Continue reading


Filed under Drugged Obedience, History of Temperament, out of the box, Temperament research

The New Mills

They had to be discrete. Tongues will wag. For their idea is a slow idea, not well accepted in the world even today.  Their slow idea on the human element, Hu, analogously called latent heat in physics and chemistry, generated a lot of heat by others, full of sound and fury at the time, for these other people vigorously opposed the idea: On Liberty – moral|economic. It wasn’t the fast idea at the time:  the conventional wisdom of Victorian, Anglican, England: the idea of nationalised merchantilismtariffed moral, economic, political, and social trade: locally culture restricted and centralized regulated trade of ideas and things: Oh Britannia.

The New Mills: John Stuart Mill and Harriet Taylor Mill

Green ideas sleep furiously: latent heat

Continue reading


Filed under Dyads, Idealist, Mating, out of the box, Rational

I am a Dreamer

“I am a dreamer and having a dream is sometimes challenging,
but I never look at a situation as too difficult.”
— Sister Rosemary

“She is an extremely affable and compassionate personality who will go out of her way to help no matter what. She radiates with energy and iron determination.”


Northern Uganda had suffered from civil unrest since the early 1980s. Hundreds of people were killed in the rebellion against the Ugandan government, and an estimated 400-thousand people were left homeless.

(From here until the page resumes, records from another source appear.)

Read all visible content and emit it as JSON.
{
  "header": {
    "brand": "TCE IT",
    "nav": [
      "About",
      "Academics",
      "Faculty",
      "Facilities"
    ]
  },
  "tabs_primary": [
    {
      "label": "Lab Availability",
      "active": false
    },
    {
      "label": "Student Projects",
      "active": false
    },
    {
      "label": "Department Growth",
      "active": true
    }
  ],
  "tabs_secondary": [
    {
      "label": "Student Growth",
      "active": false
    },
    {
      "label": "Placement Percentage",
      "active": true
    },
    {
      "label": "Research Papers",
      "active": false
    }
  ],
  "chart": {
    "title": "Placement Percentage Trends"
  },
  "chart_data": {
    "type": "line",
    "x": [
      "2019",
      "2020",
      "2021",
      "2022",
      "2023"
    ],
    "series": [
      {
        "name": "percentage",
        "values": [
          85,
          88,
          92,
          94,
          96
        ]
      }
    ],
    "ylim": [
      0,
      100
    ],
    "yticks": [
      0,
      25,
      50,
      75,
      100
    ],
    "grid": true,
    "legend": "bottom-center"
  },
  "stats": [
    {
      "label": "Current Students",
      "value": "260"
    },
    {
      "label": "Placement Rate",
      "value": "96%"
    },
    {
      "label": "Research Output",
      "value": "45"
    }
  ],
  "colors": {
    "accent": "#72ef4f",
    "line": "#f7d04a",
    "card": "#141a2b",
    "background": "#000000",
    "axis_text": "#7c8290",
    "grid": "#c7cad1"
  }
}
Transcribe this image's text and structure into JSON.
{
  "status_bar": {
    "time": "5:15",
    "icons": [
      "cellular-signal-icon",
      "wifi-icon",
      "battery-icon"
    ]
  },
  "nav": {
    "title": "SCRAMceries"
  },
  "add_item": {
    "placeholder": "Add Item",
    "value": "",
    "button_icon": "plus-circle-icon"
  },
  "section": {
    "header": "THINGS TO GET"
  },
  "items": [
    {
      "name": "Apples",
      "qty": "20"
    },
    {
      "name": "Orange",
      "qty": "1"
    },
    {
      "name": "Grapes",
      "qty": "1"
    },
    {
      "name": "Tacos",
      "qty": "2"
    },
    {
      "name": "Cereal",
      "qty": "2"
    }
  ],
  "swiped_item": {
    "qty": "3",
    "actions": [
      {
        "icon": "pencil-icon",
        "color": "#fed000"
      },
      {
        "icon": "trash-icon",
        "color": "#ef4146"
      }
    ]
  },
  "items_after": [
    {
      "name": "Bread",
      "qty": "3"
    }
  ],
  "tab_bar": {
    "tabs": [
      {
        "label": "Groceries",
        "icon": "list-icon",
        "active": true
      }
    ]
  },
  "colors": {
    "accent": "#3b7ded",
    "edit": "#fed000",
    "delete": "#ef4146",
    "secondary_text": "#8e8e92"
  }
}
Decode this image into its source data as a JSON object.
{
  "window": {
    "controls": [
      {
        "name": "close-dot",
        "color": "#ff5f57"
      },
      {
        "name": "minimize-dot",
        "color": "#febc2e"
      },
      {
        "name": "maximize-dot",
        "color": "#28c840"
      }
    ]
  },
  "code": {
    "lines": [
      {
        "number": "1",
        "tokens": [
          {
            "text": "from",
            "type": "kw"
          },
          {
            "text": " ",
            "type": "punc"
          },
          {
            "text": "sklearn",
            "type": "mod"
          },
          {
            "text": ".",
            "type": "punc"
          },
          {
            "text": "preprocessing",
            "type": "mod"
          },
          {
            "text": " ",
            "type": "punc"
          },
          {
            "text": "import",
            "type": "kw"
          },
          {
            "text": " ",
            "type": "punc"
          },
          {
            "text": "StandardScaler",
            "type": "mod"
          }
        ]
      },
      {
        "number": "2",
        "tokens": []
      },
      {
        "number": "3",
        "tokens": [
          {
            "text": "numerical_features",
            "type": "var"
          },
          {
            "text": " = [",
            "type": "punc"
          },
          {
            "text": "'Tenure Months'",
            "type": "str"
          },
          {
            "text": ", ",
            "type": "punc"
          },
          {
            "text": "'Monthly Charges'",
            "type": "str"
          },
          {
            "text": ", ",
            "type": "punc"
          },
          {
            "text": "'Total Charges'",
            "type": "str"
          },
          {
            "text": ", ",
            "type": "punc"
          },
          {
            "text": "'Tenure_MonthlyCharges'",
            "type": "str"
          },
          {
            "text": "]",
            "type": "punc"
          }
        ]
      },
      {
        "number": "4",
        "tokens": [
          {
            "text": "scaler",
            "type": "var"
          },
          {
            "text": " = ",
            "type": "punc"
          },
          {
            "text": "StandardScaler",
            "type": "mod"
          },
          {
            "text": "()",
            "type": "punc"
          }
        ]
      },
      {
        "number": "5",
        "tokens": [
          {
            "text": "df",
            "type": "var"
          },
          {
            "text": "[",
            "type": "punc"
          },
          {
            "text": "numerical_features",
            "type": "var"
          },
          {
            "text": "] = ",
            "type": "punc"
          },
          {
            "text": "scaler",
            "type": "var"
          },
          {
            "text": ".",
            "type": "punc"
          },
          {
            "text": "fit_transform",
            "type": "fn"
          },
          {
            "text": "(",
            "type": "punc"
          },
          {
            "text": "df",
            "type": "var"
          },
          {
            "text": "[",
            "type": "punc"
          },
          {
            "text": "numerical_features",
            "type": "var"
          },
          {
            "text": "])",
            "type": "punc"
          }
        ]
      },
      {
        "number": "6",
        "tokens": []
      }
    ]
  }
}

Uganda’s military battled the two main rebel groups, the Lord’s Resistance Army (LRA) and the Allied Democratic Forces (ADF).  Thousands of children fell victim to the war, abducted by both the LRA and the ADF to serve as fighters, porters, and in the case of girls, fighters and sex slaves.

“We can still walk in hope.” -Sister Rosemary

Observing her as a child, her family always knew she would be a leader of children when she became a adult.

We do what we do, what we do best. [For good or evil] Continue reading


Filed under Idealist, Leadership